**Work required:**
Write out every record below exactly, leaving the pictures out.

**Task input:**
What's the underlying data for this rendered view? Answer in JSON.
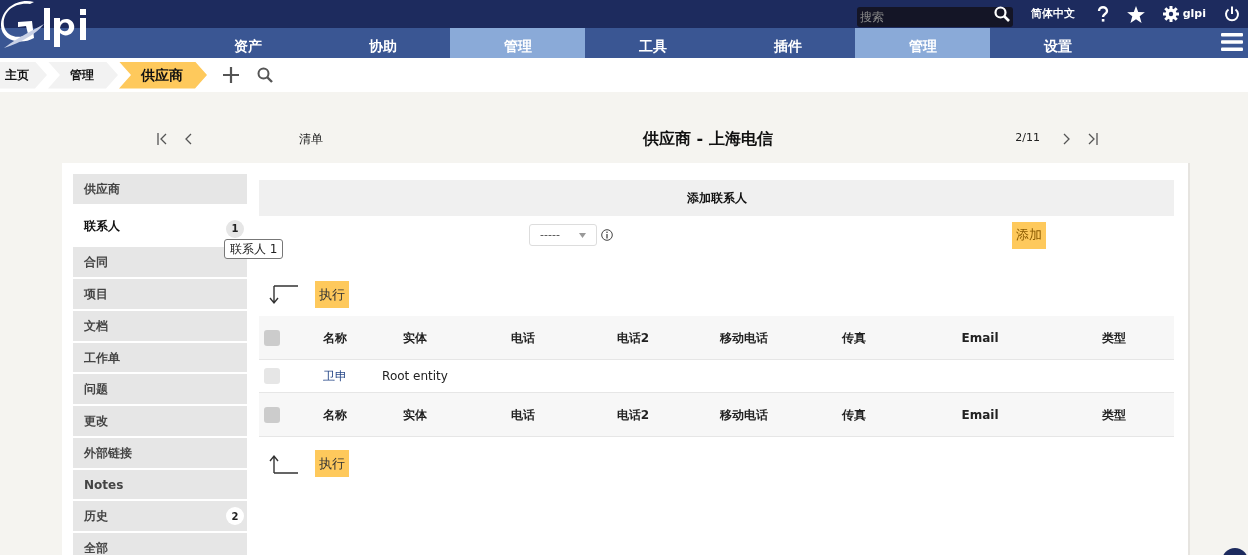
{
  "header": {
    "search": {
      "placeholder": "搜索"
    },
    "language": "简体中文",
    "user": "glpi"
  },
  "nav": [
    {
      "label": "资产",
      "selected": false
    },
    {
      "label": "协助",
      "selected": false
    },
    {
      "label": "管理",
      "selected": true
    },
    {
      "label": "工具",
      "selected": false
    },
    {
      "label": "插件",
      "selected": false
    },
    {
      "label": "管理",
      "selected": true
    },
    {
      "label": "设置",
      "selected": false
    }
  ],
  "breadcrumbs": [
    {
      "label": "主页",
      "selected": false
    },
    {
      "label": "管理",
      "selected": false
    },
    {
      "label": "供应商",
      "selected": true
    }
  ],
  "pager": {
    "list_label": "清单",
    "title": "供应商 - 上海电信",
    "position": "2/11"
  },
  "tabs": [
    {
      "label": "供应商",
      "selected": false
    },
    {
      "label": "联系人",
      "selected": true,
      "badge": "1"
    },
    {
      "label": "合同",
      "selected": false
    },
    {
      "label": "项目",
      "selected": false
    },
    {
      "label": "文档",
      "selected": false
    },
    {
      "label": "工作单",
      "selected": false
    },
    {
      "label": "问题",
      "selected": false
    },
    {
      "label": "更改",
      "selected": false
    },
    {
      "label": "外部链接",
      "selected": false
    },
    {
      "label": "Notes",
      "selected": false
    },
    {
      "label": "历史",
      "selected": false,
      "badge": "2"
    },
    {
      "label": "全部",
      "selected": false
    }
  ],
  "tooltip": "联系人 1",
  "add_panel": {
    "title": "添加联系人",
    "select_value": "-----",
    "button": "添加"
  },
  "top_action": "执行",
  "table": {
    "select_all_checked": false,
    "footer_select_all_checked": false,
    "columns": [
      "名称",
      "实体",
      "电话",
      "电话2",
      "移动电话",
      "传真",
      "Email",
      "类型"
    ],
    "rows": [
      {
        "checked": false,
        "name": "卫申",
        "entity": "Root entity"
      }
    ],
    "footer_columns": [
      "名称",
      "实体",
      "电话",
      "电话2",
      "移动电话",
      "传真",
      "Email",
      "类型"
    ]
  },
  "bottom_action": "执行"
}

**The answer:**
What's the underlying data for this rendered view? Answer in JSON.
{
  "header": {
    "search": {
      "placeholder": "搜索"
    },
    "language": "简体中文",
    "user": "glpi"
  },
  "nav": [
    {
      "label": "资产",
      "selected": false
    },
    {
      "label": "协助",
      "selected": false
    },
    {
      "label": "管理",
      "selected": true
    },
    {
      "label": "工具",
      "selected": false
    },
    {
      "label": "插件",
      "selected": false
    },
    {
      "label": "管理",
      "selected": true
    },
    {
      "label": "设置",
      "selected": false
    }
  ],
  "breadcrumbs": [
    {
      "label": "主页",
      "selected": false
    },
    {
      "label": "管理",
      "selected": false
    },
    {
      "label": "供应商",
      "selected": true
    }
  ],
  "pager": {
    "list_label": "清单",
    "title": "供应商 - 上海电信",
    "position": "2/11"
  },
  "tabs": [
    {
      "label": "供应商",
      "selected": false
    },
    {
      "label": "联系人",
      "selected": true,
      "badge": "1"
    },
    {
      "label": "合同",
      "selected": false
    },
    {
      "label": "项目",
      "selected": false
    },
    {
      "label": "文档",
      "selected": false
    },
    {
      "label": "工作单",
      "selected": false
    },
    {
      "label": "问题",
      "selected": false
    },
    {
      "label": "更改",
      "selected": false
    },
    {
      "label": "外部链接",
      "selected": false
    },
    {
      "label": "Notes",
      "selected": false
    },
    {
      "label": "历史",
      "selected": false,
      "badge": "2"
    },
    {
      "label": "全部",
      "selected": false
    }
  ],
  "tooltip": "联系人 1",
  "add_panel": {
    "title": "添加联系人",
    "select_value": "-----",
    "button": "添加"
  },
  "top_action": "执行",
  "table": {
    "select_all_checked": false,
    "footer_select_all_checked": false,
    "columns": [
      "名称",
      "实体",
      "电话",
      "电话2",
      "移动电话",
      "传真",
      "Email",
      "类型"
    ],
    "rows": [
      {
        "checked": false,
        "name": "卫申",
        "entity": "Root entity"
      }
    ],
    "footer_columns": [
      "名称",
      "实体",
      "电话",
      "电话2",
      "移动电话",
      "传真",
      "Email",
      "类型"
    ]
  },
  "bottom_action": "执行"
}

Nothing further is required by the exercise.